We conclude that oxygen functions as a prominent resetting cue for circadian clocks in a HIF1α-dependent manner (Figure 4K) and propose oxygen modulation as a supportive therapy for jet lag. Notably, the DNA binding activity of NPAS2-BMAL1 heterodimers is regulated by carbon monoxide (Dioum et al., 2002). Thus, different gases (i.e., oxygen and carbon monoxide) appear to play a role in circadian clock control. It is plausible that impaired tissue oxygenation under pathological conditions such as cardiovascular diseases might also affect the clock function and consequently contribute to the pathophysiology of the disease. On a different note, in the majority of modern commuters airplanes, the cabin oxygen pressure corresponds to ∼16% O2 (Cottrell, 1988), and the aviation industry is investing substantial funds and efforts to improve and increase the cabin oxygen levels to 21% O2. This should be reconsidered in view of the beneficial effect of reduced oxygen levels in jet lag recovery that are reported here.
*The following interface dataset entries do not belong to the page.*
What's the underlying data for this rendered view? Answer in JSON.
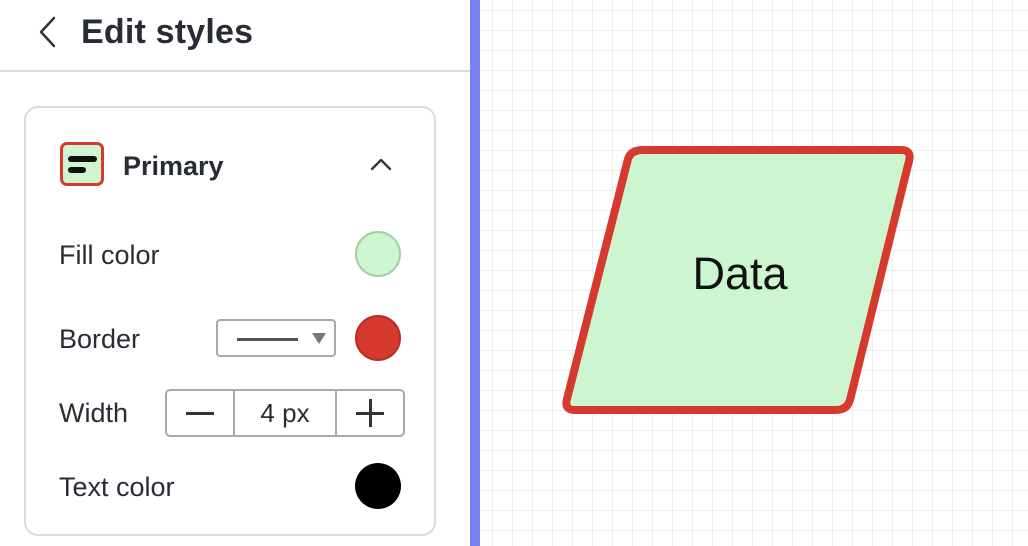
{
  "panel": {
    "title": "Edit styles",
    "back_icon": "chevron-left-icon"
  },
  "style_section": {
    "name": "Primary",
    "icon": "text-style-icon",
    "expanded": true,
    "collapse_icon": "chevron-up-icon",
    "fill": {
      "label": "Fill color",
      "color": "#cdf5cf"
    },
    "border": {
      "label": "Border",
      "style": "solid",
      "color": "#d63a2f"
    },
    "width": {
      "label": "Width",
      "value": "4 px",
      "minus_icon": "minus-icon",
      "plus_icon": "plus-icon"
    },
    "text": {
      "label": "Text color",
      "color": "#000000"
    }
  },
  "canvas": {
    "shape_type": "parallelogram",
    "shape_label": "Data",
    "shape_fill": "#cdf5cf",
    "shape_stroke": "#d63a2f",
    "accent": "#7c7ef4"
  }
}
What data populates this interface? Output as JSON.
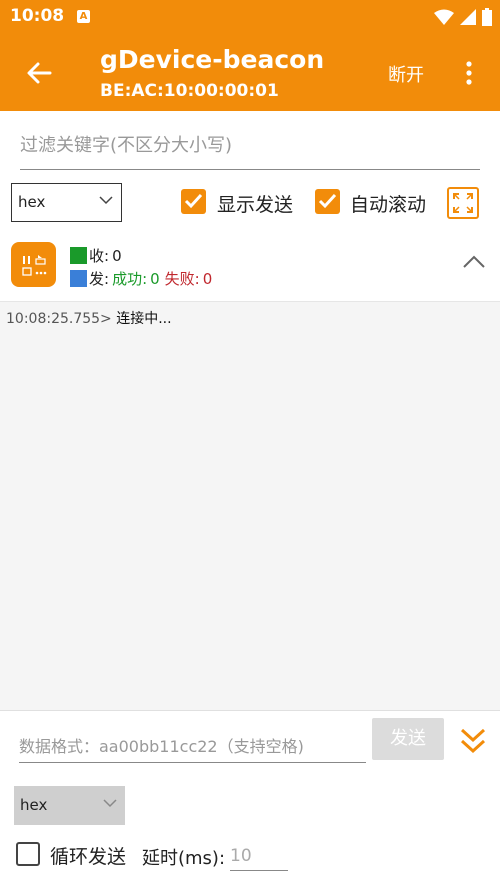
{
  "status_bar": {
    "time": "10:08",
    "notification_icon": "A"
  },
  "app_bar": {
    "title": "gDevice-beacon",
    "subtitle": "BE:AC:10:00:00:01",
    "disconnect_label": "断开"
  },
  "filter": {
    "placeholder": "过滤关键字(不区分大小写)"
  },
  "controls": {
    "format": "hex",
    "show_send_label": "显示发送",
    "show_send_checked": true,
    "auto_scroll_label": "自动滚动",
    "auto_scroll_checked": true
  },
  "stats": {
    "recv_label": "收:",
    "recv_count": "0",
    "send_label": "发:",
    "success_label": "成功:",
    "success_count": "0",
    "fail_label": "失败:",
    "fail_count": "0"
  },
  "log": [
    {
      "timestamp": "10:08:25.755>",
      "message": "连接中..."
    }
  ],
  "bottom": {
    "input_placeholder": "数据格式：aa00bb11cc22（支持空格)",
    "send_label": "发送",
    "format": "hex",
    "loop_label": "循环发送",
    "loop_checked": false,
    "delay_label": "延时(ms):",
    "delay_value": "10"
  },
  "colors": {
    "accent": "#f28c0a",
    "recv": "#1a9a2a",
    "send": "#3a7fd8",
    "fail": "#c0272d"
  }
}
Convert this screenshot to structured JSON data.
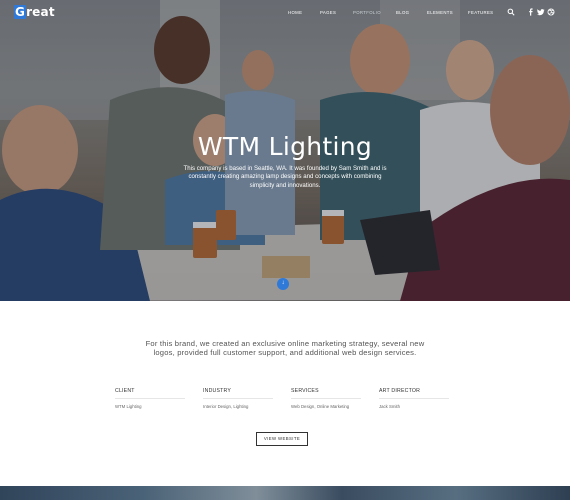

G.A. and Y.A. wrote the paper. G.A., Y.A., and B.L. designed experiments and conducted them together with M.G. and M.P.K.
We are grateful to Y. Kuperman for her help with the metabolic cages, R. Aviram and G. Manella for their help with the statistical analysis and graphical illustrations, E. Zelzer for kindly providing us with the Hif1α+/− mice, and all the members of our lab for their advice and valuable comments on the manuscript. Work in the G.A. laboratory was supported by the Israel Science Foundation (ISF 138/12), the European Research Council (ERC-2011 METACYCLES 310320), and Yeda Sela. G.A. is a recipient of the EMBO young investigator award and incumbent of the Pauline Recanati Career Development Chair. B.L. received a post-doctoral fellowship from the Feinberg Graduate School, Weizmann Institute of Science. Work in the M.P.K. laboratory was supported by the British Heart Foundation (No. FS/14/2/30630) and the European Union, Seventh Framework Programme, Marie Curie Actions (CARPEDIEM – No. 612280).